A hard first touch: the ball should not bounce off the receiver’s body. It should be received gently and kept close to their body but not so close as to make it difficult to pass. A ball should not be “trapped”.

Not being in line with the ball: many children tend to be side-on to the ball as it arrives, attempt to control it as it passes them and end up missing it altogether. They will find it much easier to get a touch on the ball if they move their body so that they are facing the direction of the ball.

Not choosing the right part of the body to receive or pass with: young players should be encouraged to receive a ground pass with the inside of their foot and direct it away from pressure before passing. Initially, passing should also be done with the inside of the foot. Passing with other parts of the foot can come later.

Inaccurate or weak passing: to improve accuracy and power, your players should be taught to plant their non-striking foot so that it is pointing in the direction they want the ball to go and lock the ankle of their kicking foot as they strike the midline of the ball. The leg which is used to kick the ball should follow-through in the direction of the pass.

How to encourage your players to move after passing.

The first step is to emphasise the need for players to move immediately after they pass the ball. At this stage it is not important where they move to, they just need to move.
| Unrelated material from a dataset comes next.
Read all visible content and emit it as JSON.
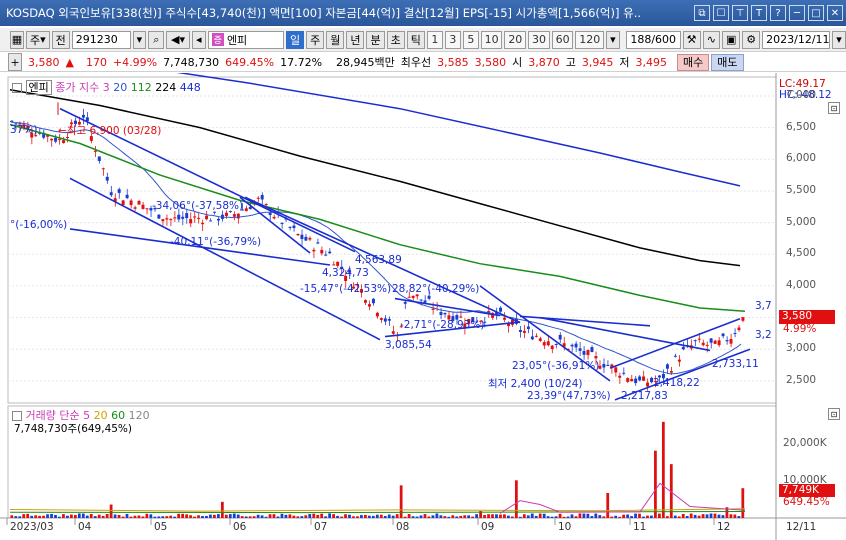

Set-up: place your players in groups of four in 15-yard square playing areas with five cones inside it. Each player stands by a cone. One ball per group.

How to play: The player with the ball passes to another player and immediately runs to the spare cone.

Challenge your players to play with speed and accuracy – five minutes without a mistake is a good target.

How to encourage players to move into a position where they can receive a pass.

Once your players have got used to the idea that they must move after passing the ball, it is time to introduce some purpose into their movement.

Set-up: use the same player groups and the same playing areas as above.

How to play: three players try to keep the ball away from the fourth player. Emphasise to your players the need for immediate movement to a place where they can receive the ball after they pass. The key concept is to keep out of the defender’s shadow.

How to encourage players to use full width of pitch.

It is rare to see a team of eight or nine year olds make full use of the playing area in training or on match days. The whole match is often played in a narrow channel down the middle of the pitch.

Set-up: play 4v4 on a 30 yards long by 20 yards wide area with goals at each end. Place two players on each touchline just outside the playing area. Their job is to receive passes from players on the pitch and pass back to the team that passed to them. Touchline players can move freely up and down the line. They cannot be tackled.

Make it a condition that goals cannot be scored unless the ball is played to a touchline player during the build up.

Putting it all together.

Play a small-sided game with two conditions: that all restarts are made by the goalkeeper who must roll the ball out and players are limited to three touches of the ball.

Coaching your players to use the full width of the pitch, get out of defenders’ shadows and move immediately after passing to a place where they can receive a pass back.

Play games like these for several weeks and you should begin to see an improvement in the way your team plays. Your players will begin to pass the ball more, support each other better and keep possession of the ball for longer periods.

Look out Arsenal!